There are many reasons why Western companies are currently failing to compete successfully against these emerging markets. Many large, successful companies have become victims of their own success. CEOs were taught that, to achieve success and profitability, they should design and control their business environment, corporate culture and resources. Although this enhanced profitability in the short term (by driving down costs) it created a culture of bureaucracy and an inability to cope with fast-paced change. They managed the world around them in a regimented manner using data analytics, scenario planning and predictive planning. Unfortunately, what they lost was the ability to adapt quickly to ever-changing environments.
New ways of thinking are becoming ever more important. To deal with the fast pace of change fast pattern recognition becomes more important than the ability to analyse preconceived scenarios and historical datasets. CEOs are the people who have to create the future and shape the market and competitive forces to their advantage. They will need to employ people with different talents who see change as a challenge and can cope with it; who see competitors in emerging markets not as threats but as something to understand and potentially emulate.
The Red World is a perfect incubator for innovation with organisations and individuals racing to give consumers what they want.Digital platforms and technology enable those with winning ideas and allow for specialist and niche profit-markers to flourish. Businesses innovate to create personalisation and find new ways to serve these niches.But in a world where ideas rule and innovation outpaces regulation, the risks are high. Today's winning business could be tomorrow's court case.
Differentiation allows you to provide superior value to customers at an affordable price, creating a win-win scenario that can boost the overall profitability and viability of your business. Our research indicates there are six primary ways to differentiate, including product, service, channels of distribution, relationships, reputation/image, and price.
An often overlooked means of differentiation is through company personnel. Employees, associates, or team members with customer interface can provide and demonstrate competence, courtesy, credibility, reliability, and responsiveness. Responsible for executing day-to-day client-facing communication, they are the linkage between the product and customer. If that linkage breaks down, the business is destroyed.
An image or reputation can be a daunting hurdle for potential new entrants. DuPont, for example, generally has a strong image as a technical powerhouse in almost all markets in which they participate. The company employs a large number of engineers, scientists, and product development experts.

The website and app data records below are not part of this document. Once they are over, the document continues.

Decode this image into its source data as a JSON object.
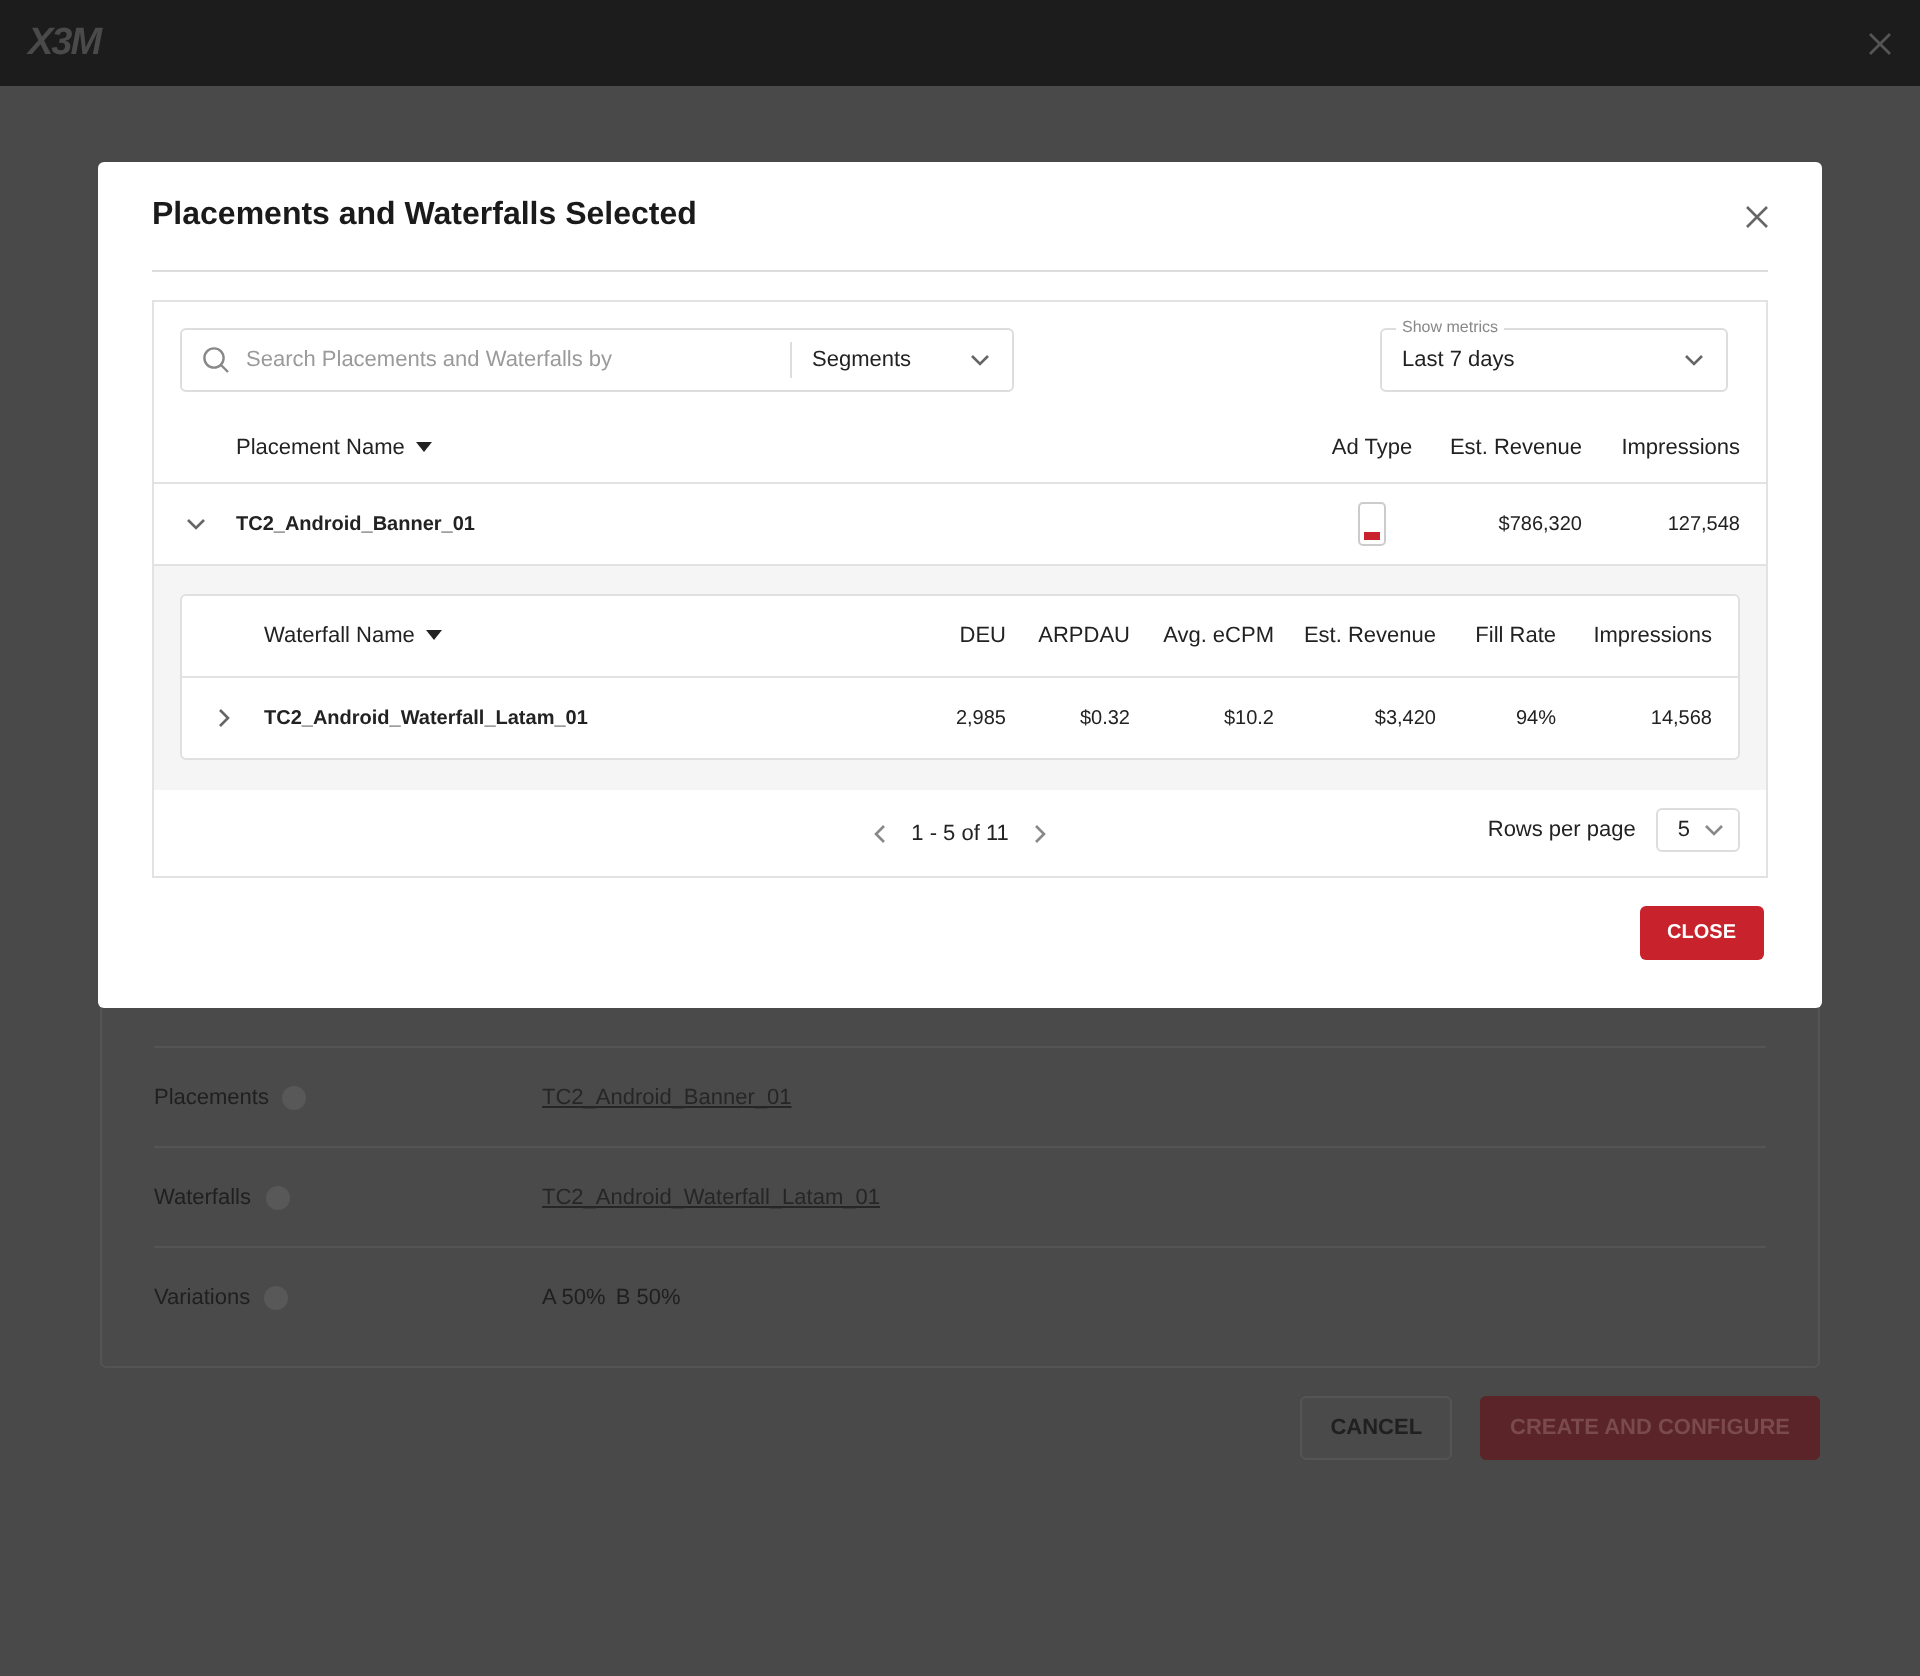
{
  "app": {
    "logo": "X3M"
  },
  "page": {
    "summary": [
      {
        "label": "Placements",
        "link": true,
        "values": [
          "TC2_Android_Banner_01"
        ]
      },
      {
        "label": "Waterfalls",
        "link": true,
        "values": [
          "TC2_Android_Waterfall_Latam_01"
        ]
      },
      {
        "label": "Variations",
        "link": false,
        "values": [
          "A 50%",
          "B 50%"
        ]
      }
    ],
    "buttons": [
      {
        "label": "CANCEL",
        "kind": "secondary"
      },
      {
        "label": "CREATE AND CONFIGURE",
        "kind": "primary"
      }
    ]
  },
  "dialog": {
    "title": "Placements and Waterfalls Selected",
    "search": {
      "placeholder": "Search Placements and Waterfalls by",
      "segment": "Segments"
    },
    "metrics": {
      "label": "Show metrics",
      "value": "Last 7 days"
    },
    "placements": {
      "columns": [
        {
          "label": "Placement Name",
          "sorted": true
        },
        {
          "label": "Ad Type",
          "sorted": false
        },
        {
          "label": "Est. Revenue",
          "sorted": false
        },
        {
          "label": "Impressions",
          "sorted": false
        }
      ],
      "rows": [
        {
          "name": "TC2_Android_Banner_01",
          "expanded": true,
          "kind": "banner",
          "est_revenue": "$786,320",
          "impressions": "127,548",
          "waterfalls": {
            "columns": [
              {
                "label": "Waterfall Name",
                "sorted": true
              },
              {
                "label": "DEU",
                "sorted": false
              },
              {
                "label": "ARPDAU",
                "sorted": false
              },
              {
                "label": "Avg. eCPM",
                "sorted": false
              },
              {
                "label": "Est. Revenue",
                "sorted": false
              },
              {
                "label": "Fill Rate",
                "sorted": false
              },
              {
                "label": "Impressions",
                "sorted": false
              }
            ],
            "rows": [
              {
                "expanded": false,
                "cells": [
                  "TC2_Android_Waterfall_Latam_01",
                  "2,985",
                  "$0.32",
                  "$10.2",
                  "$3,420",
                  "94%",
                  "14,568"
                ]
              }
            ]
          }
        }
      ]
    },
    "pagination": {
      "range": "1 - 5 of 11",
      "rows_per_page_label": "Rows per page",
      "rows_per_page": "5"
    },
    "close_label": "CLOSE"
  }
}
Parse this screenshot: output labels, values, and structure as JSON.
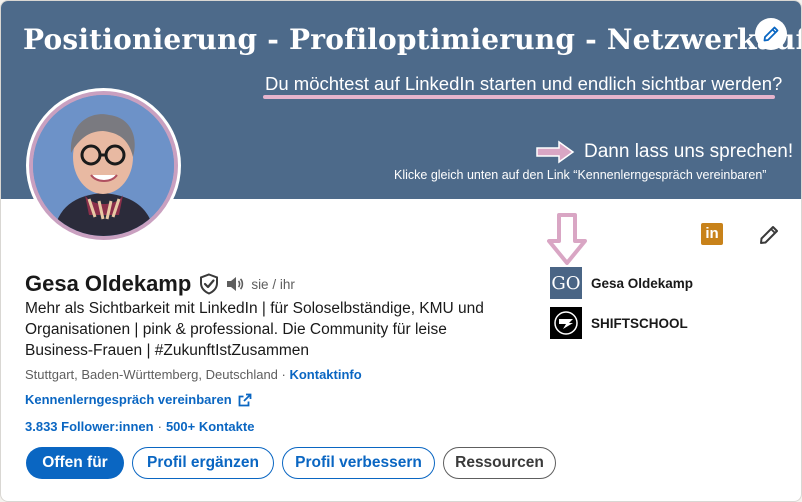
{
  "banner": {
    "title": "Positionierung - Profiloptimierung - Netzwerkaufbau",
    "subtitle": "Du möchtest auf  LinkedIn starten und endlich sichtbar werden?",
    "cta": "Dann lass uns sprechen!",
    "hint": "Klicke gleich unten auf den Link  “Kennenlerngespräch vereinbaren”",
    "accent_color": "#e6b4cd",
    "background_color": "#4d6a8a"
  },
  "profile": {
    "name": "Gesa Oldekamp",
    "pronouns": "sie / ihr",
    "headline": "Mehr als Sichtbarkeit mit LinkedIn | für Soloselbständige, KMU und Organisationen | pink & professional. Die Community für leise Business-Frauen | #ZukunftIstZusammen",
    "location": "Stuttgart, Baden-Württemberg, Deutschland",
    "location_sep": " · ",
    "contact_info": "Kontaktinfo",
    "booking_link": "Kennenlerngespräch vereinbaren",
    "followers": "3.833 Follower:innen",
    "stats_sep": "·",
    "connections": "500+ Kontakte"
  },
  "actions": {
    "open_to": "Offen für",
    "add_section": "Profil ergänzen",
    "enhance_profile": "Profil verbessern",
    "resources": "Ressourcen"
  },
  "organizations": [
    {
      "logo_text": "GO",
      "name": "Gesa Oldekamp"
    },
    {
      "logo_text": "",
      "name": "SHIFTSCHOOL"
    }
  ],
  "icons": {
    "linkedin_badge": "in",
    "edit_banner": "pencil-icon",
    "edit_profile": "pencil-icon",
    "verified": "shield-check-icon",
    "pronunciation": "speaker-icon",
    "external_link": "external-link-icon"
  },
  "colors": {
    "link_blue": "#0a66c2",
    "avatar_ring": "#c9a0c0",
    "pink_arrow": "#d9a6c4",
    "linkedin_badge": "#c8821a"
  }
}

Their sales reps often have a strong technical education or background, and their products are positioned as being leading edge. Milliken and Company has a similar image. For the potential new start-up wishing to compete against such a juggernaut, often the only option is a type of guerilla warfare.